If Motivation is Your Big Obstacle - Read This

If Motivation is Your Big Obstacle – Read This

What’s your motivation to be an outstanding leader? Why do you want to be the best boss ever?

Knowing the answer to these questions is important. There are two ways to find the answer: contemplation or reacting to an emergency – which is often a ‘wake-up’ call – something so abrupt it makes us take stock of ourselves and answer the hard questions.

If you are not in the habit of seeking feedback, you might be surprised by negative feedback when it is given. Over the course of a 45-year career, a wakeup call seems to be inevitable if we don’t seek feedback. I’m not sure it happens to everyone, but I bet it happens to a lot of us. We don’t like it because it is so abrupt and messes with our plan.

If I asked if you are overwhelmed and have too many things to do, what would you say? Most people I know have too many personal and professional things to do. When we are in survival mode, we don’t learn as much as we could because we save our energy for solving problems and making decisions. Business leaders today are overwhelmed with problems and decisions. The complexity of running a business is huge. So, when it comes to learning for learning’s sake, we don’t excel. But, when we have a problem to solve, we can ignite the learner from within.

Adults as compared with children are poor learners until they have a problem to solve. So, the wake-up call is a wonderful gift that enables us to get into action and learn as fast as possible and as deep as possible.

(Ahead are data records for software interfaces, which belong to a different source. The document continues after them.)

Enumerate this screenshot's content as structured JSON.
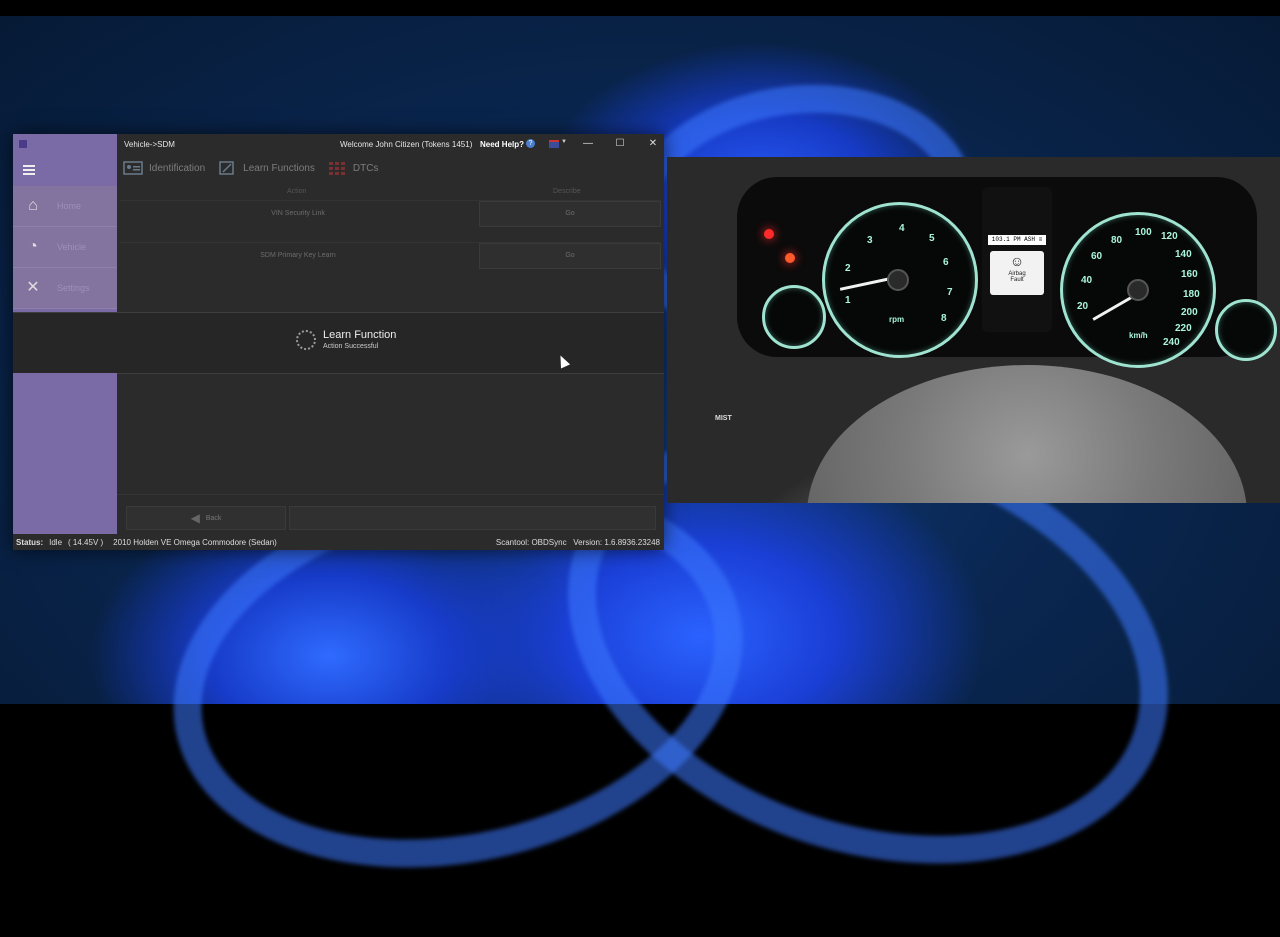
{
  "window": {
    "breadcrumb": "Vehicle->SDM",
    "welcome": "Welcome John Citizen (Tokens 1451)",
    "help_label": "Need Help?",
    "help_icon": "?",
    "minimize": "—",
    "maximize": "☐",
    "close": "✕"
  },
  "sidebar": {
    "items": [
      {
        "label": "Home",
        "icon": "home-icon"
      },
      {
        "label": "Vehicle",
        "icon": "gauge-icon"
      },
      {
        "label": "Settings",
        "icon": "tools-icon"
      }
    ]
  },
  "tabs": [
    {
      "label": "Identification",
      "icon": "id-card-icon"
    },
    {
      "label": "Learn Functions",
      "icon": "pencil-icon"
    },
    {
      "label": "DTCs",
      "icon": "grid-icon"
    }
  ],
  "grid": {
    "headers": {
      "action": "Action",
      "description": "Describe"
    },
    "rows": [
      {
        "action": "VIN Security Link",
        "go": "Go"
      },
      {
        "action": "SDM Primary Key Learn",
        "go": "Go"
      }
    ]
  },
  "overlay": {
    "title": "Learn Function",
    "subtitle": "Action Successful"
  },
  "footer": {
    "back_label": "Back"
  },
  "status": {
    "label": "Status:",
    "state": "Idle",
    "voltage": "( 14.45V )",
    "vehicle": "2010 Holden VE Omega Commodore (Sedan)",
    "scantool": "Scantool: OBDSync",
    "version": "Version: 1.6.8936.23248"
  },
  "dashboard": {
    "odometer": "103.1 PM ASH ≡",
    "airbag_line1": "Airbag",
    "airbag_line2": "Fault",
    "tach_numbers": [
      "1",
      "2",
      "3",
      "4",
      "5",
      "6",
      "7",
      "8"
    ],
    "tach_unit": "rpm",
    "speed_numbers": [
      "20",
      "40",
      "60",
      "80",
      "100",
      "120",
      "140",
      "160",
      "180",
      "200",
      "220",
      "240"
    ],
    "speed_unit": "km/h",
    "mist_label": "MIST"
  },
  "colors": {
    "sidebar": "#7a6ba6",
    "window_bg": "#2b2b2b",
    "gauge": "#9fe3d0",
    "warning": "#ff2a2a"
  }
}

Another way to think about wake-up calls is what Dr. Maria Montessori called a “sensitive period.” These times are windows of opportunity when a child can learn specific concepts more easily and naturally than at any other time. Reading, for instance, is a time when children enter a natural sensitive period, and when teachers and parents notice this sensitive period, they can help the child learn rapidly. From my perspective, a wake-up call is the adult version of a sensitive period. But, in this case, the reason to learn is less because a child’s brain is ready and more about the burning desire to learn something. To become an outstanding leader, we must have that burning desire to transform ourselves. I have seen it happen many times, and when it works, the leader becomes much like the child who learns in a fashion that seems effortless.

I have had a couple of wake-up calls in my life, and one of the things I noticed is that if you don’t learn from them, they seem to repeat. The last wake-up call I experienced, I should have seen coming, but I was ‘blinded’ by my judgment of my peers and boss. In my mind, they became the only reason my problems existed.

My boss said to me at the end of the meeting (without having provided any indication that there was a problem), that things were not working out and that I should start thinking about leaving. Total shock and surprise! I knew things were challenging, but as an executive, most of us have challenges working with our peers. I had not gotten along well with my peers because I wasn’t willing to back down on the big organizational changes I was hoping to create. I didn’t realize how bad it had gotten and thought the CEO was going to give me support.

Wake-up calls happen repeatedly until we address them. I wondered how I missed the CEO’s agenda, again? He was not like any CEO I worked for, because he had never been a CEO before.He was just trying to stay out of the way of the strong-minded COOs who were running the company. All he wanted me to do was stop aggravating them and get along with them. He wasn’t going to get in their way, and he wanted me to stop challenging them. In other words, he was not going to support the new programs I wanted to introduce unless they would support the other COOs. What I heard was: “Stop pissing them off and do what they want you to do or leave the company.” Whoa! That was a huge wake-up call, and it completely surprised me.

Improving leadership effectiveness starts with leading yourself better. If you can’t lead yourself effectively, you can’t lead others. Starting the process without deeply contemplating how your life will be better when you become an outstanding leader is an error. You will need tremendous motivation to begin the process of developing your leadership ability. Start by contemplating what your life will be like when you can lead yourself and others with excellence.